It’s time to look again at Elaine! With its fashionable El- beginning and mystical backstory (it appears multiple times in Arthurian legend), this Old French form of Helen is starting to feel chic again.
Ada, Ivy and Iris are all back – so why not Ida? It’s already a Top 100 pick across uber-stylish Scandinavia, with eminent American bearers including civil rights leader Ida B Wells and investigative journalism pioneer Ida Tarbell.
Before Family Guy, there was DC Comics’ Lois Lane – an award-winning journalist based on Nellie Bly, and Superman’s main love interest. This underrated Biblical name dropped out of the US Top 1000 in the early eighties, but it’s a stylish staple across the pond.
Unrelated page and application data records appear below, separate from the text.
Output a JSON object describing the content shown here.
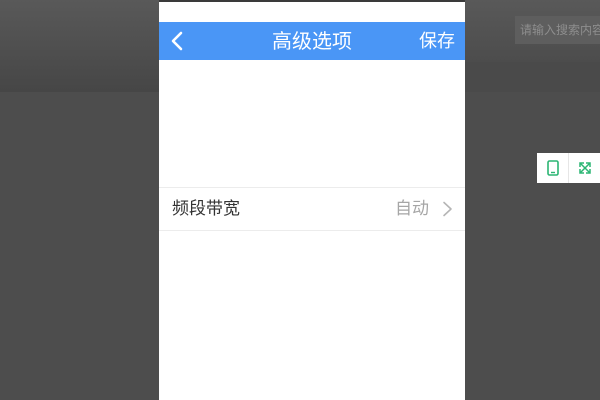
{
  "page": {
    "search_placeholder": "请输入搜索内容"
  },
  "phone": {
    "navbar": {
      "back_icon": "chevron-left-icon",
      "title": "高级选项",
      "save_label": "保存",
      "bg_color": "#4a96f6"
    },
    "settings": [
      {
        "label": "频段带宽",
        "value": "自动",
        "icon": "chevron-right-icon"
      }
    ]
  },
  "tools": [
    {
      "icon": "tablet-icon"
    },
    {
      "icon": "fullscreen-icon"
    }
  ]
}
The birth name of Maya Angelou has the same elaborate, sophisticated appeal as popular French-inspired names like Madeline, Josephine and Genevieve – but none of the popularity. Plus, it comes with a whole bunch of adorable nicknames!
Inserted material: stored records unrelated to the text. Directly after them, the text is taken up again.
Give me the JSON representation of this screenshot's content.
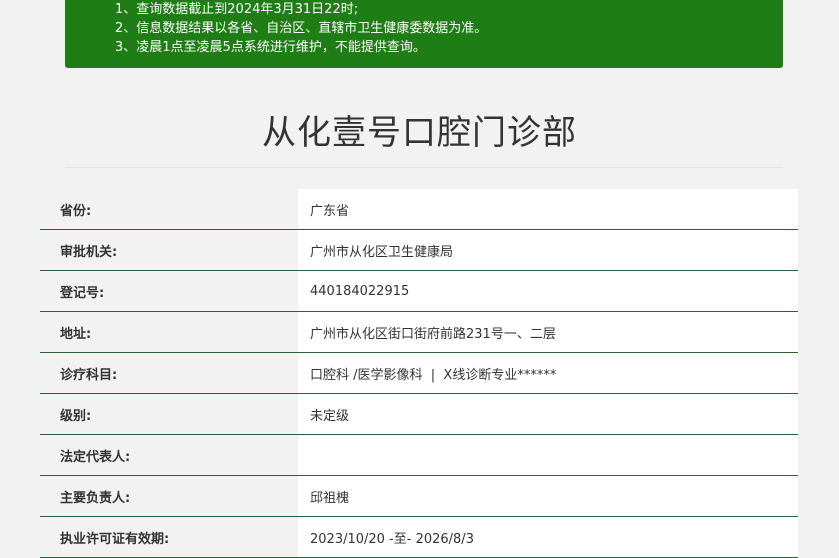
{
  "notice": {
    "lines": [
      "1、查询数据截止到2024年3月31日22时;",
      "2、信息数据结果以各省、自治区、直辖市卫生健康委数据为准。",
      "3、凌晨1点至凌晨5点系统进行维护，不能提供查询。"
    ]
  },
  "page": {
    "title": "从化壹号口腔门诊部"
  },
  "rows": [
    {
      "label": "省份:",
      "value": "广东省"
    },
    {
      "label": "审批机关:",
      "value": "广州市从化区卫生健康局"
    },
    {
      "label": "登记号:",
      "value": "440184022915"
    },
    {
      "label": "地址:",
      "value": "广州市从化区街口街府前路231号一、二层"
    },
    {
      "label": "诊疗科目:",
      "value": "口腔科 /医学影像科  |  X线诊断专业******"
    },
    {
      "label": "级别:",
      "value": "未定级"
    },
    {
      "label": "法定代表人:",
      "value": ""
    },
    {
      "label": "主要负责人:",
      "value": "邱祖槐"
    },
    {
      "label": "执业许可证有效期:",
      "value": "2023/10/20 -至- 2026/8/3"
    }
  ]
}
Three syllables, “ee” ending names are everywhere for girls at the moment – from popular favorites like Natalie and Avery to rising stars like Everly, Elodie and Rosalie. Enter sweet vintage Marjorie, a medieval form of Margaret that was at its peak in 1921.
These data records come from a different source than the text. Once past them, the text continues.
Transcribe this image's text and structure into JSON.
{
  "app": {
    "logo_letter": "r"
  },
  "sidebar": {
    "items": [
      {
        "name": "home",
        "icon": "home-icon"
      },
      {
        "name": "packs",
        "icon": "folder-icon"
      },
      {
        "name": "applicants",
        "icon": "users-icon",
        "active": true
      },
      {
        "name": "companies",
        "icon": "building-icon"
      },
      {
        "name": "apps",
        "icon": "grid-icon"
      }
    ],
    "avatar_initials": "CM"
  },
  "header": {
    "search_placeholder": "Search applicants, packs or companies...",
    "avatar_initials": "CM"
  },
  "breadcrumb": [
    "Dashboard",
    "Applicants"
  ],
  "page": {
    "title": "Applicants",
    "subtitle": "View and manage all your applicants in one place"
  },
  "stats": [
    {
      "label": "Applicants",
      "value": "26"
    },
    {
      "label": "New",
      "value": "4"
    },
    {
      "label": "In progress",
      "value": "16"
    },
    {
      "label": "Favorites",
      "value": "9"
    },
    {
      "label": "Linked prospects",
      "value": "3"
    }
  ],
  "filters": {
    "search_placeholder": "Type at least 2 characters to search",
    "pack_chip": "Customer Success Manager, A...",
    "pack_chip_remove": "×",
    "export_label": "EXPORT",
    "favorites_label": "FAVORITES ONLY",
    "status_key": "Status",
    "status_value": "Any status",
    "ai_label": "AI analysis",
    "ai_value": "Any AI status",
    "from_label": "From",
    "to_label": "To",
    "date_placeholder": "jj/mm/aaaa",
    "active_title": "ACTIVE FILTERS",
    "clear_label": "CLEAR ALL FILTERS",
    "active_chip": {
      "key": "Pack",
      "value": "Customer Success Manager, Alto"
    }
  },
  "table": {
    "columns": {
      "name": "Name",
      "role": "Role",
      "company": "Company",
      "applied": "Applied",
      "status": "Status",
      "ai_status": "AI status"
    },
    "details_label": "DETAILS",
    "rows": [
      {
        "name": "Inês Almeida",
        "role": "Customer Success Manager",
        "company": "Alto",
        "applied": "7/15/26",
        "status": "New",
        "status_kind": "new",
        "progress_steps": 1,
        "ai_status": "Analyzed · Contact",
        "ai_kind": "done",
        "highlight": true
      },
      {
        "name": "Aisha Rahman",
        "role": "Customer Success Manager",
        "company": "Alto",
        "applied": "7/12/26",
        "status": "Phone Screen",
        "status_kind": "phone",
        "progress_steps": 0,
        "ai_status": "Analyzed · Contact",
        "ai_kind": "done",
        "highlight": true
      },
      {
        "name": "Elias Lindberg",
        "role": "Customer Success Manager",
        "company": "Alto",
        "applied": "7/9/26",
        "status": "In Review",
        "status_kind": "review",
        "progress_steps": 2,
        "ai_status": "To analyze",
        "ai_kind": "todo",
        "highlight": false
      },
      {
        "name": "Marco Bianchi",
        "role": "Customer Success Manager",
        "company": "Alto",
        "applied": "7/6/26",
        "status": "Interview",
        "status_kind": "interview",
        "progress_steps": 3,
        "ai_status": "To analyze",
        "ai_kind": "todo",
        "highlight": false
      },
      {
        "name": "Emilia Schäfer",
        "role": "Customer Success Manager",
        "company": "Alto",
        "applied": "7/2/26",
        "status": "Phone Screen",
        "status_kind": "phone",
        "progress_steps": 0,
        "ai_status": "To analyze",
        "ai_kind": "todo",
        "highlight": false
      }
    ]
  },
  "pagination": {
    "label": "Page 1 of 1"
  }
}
One of the hottest names on Nameberry this year, Minnie is an adorable vintage nickname that feels close enough to the likes of Millie, Maisie and Winnie to make it as a standalone. Or use it as a nickname for Mina, Minerva, Marina… or any M name you like!
Glamorous Rita Hayworth (born Margarita) gave a boost to this ritzy international name in the forties and fifties, but it had its first wave of popularity in the 1920s. Rita is on the rise in the UK, possibly influenced by popular singer and actor Rita Ora.
Floral and musical Viola seems like an natural alternative to rapid riser Violet. Viola Davis is the first African-American actor to win the prestigious “Triple Crown of Acting” (an Oscar, an Emmy and a Tony award). In Shakespeare’s Twelfth Night, Viola is the smart and independent heroine.
Unique Boy Names from 1921
The dapper name of several jazz greats – like pianist Cecil Taylor, saxophonist Cecil Payne, and bassist Cecil McBee – as well as cinema giant Cecil B DeMille. With Cecilia and Cecily considered stylish for girls, Cecil feels ready to rise again.
Nature name Dale is a surprisingly traditional choice, ranking in the US Top 100 from 1921 all the way through to 1969. It fits right in with simple, solid, outdoorsy boy names like Cole, Hayes and Dean.
From Arthur and Orson to Teddy and Bear themselves, the Berries love names that mean bear. Bernard derives from Germanic bern “bear” plus hard “brave, strong”, giving it a powerful meaning to match its sturdy sound.
We know, we know… Fudd. But with those cool El- beginning and -er ending sounds, and its naturey first syllable, there’s something about Elmer that has potential! Just maybe don’t call him Elmo for short…
Floyd has an offbeat appeal, bolstered by its multiple musical namesakes: blues singers Floyd Jones and Eddie Floyd, as well as the iconic British rock bank Pink Floyd. This neglected name is likely to see a rise when the 2020 data is released, following the murder of George Floyd last summer.
Previously dismissed as too stuffy, Milton feels increasingly on trend again, as cool surname names like Easton and Weston, Jaxton and Paxton, continue to rise. Notable namesakes include poet John Milton and chocolatier and philanthropist Milton Hershey.
As a Brit, Ralph’s popularity (or lack thereof) in the US never ceases to amaze me! It’s a Top 100 choice in England and Wales, notably borne by actor Ralph Fiennes (who, confusingly, pronounces it Rafe).
The name of the great Roman poet fits in with the trend for baby names from ancient cultures – if you can get past the obvious soundalike. Astronaut Gus Grissom, the second American in space, was born Virgil.
Another aeronautical namesake: Wilbur Wright, who together with his brother Orville invented and flew the world’s first motorized plane. The association with the lovable pig in Charlotte’s Web hasn’t deterred parents in the UK, where Wilbur entered the Top 500 last year for the first time since records began.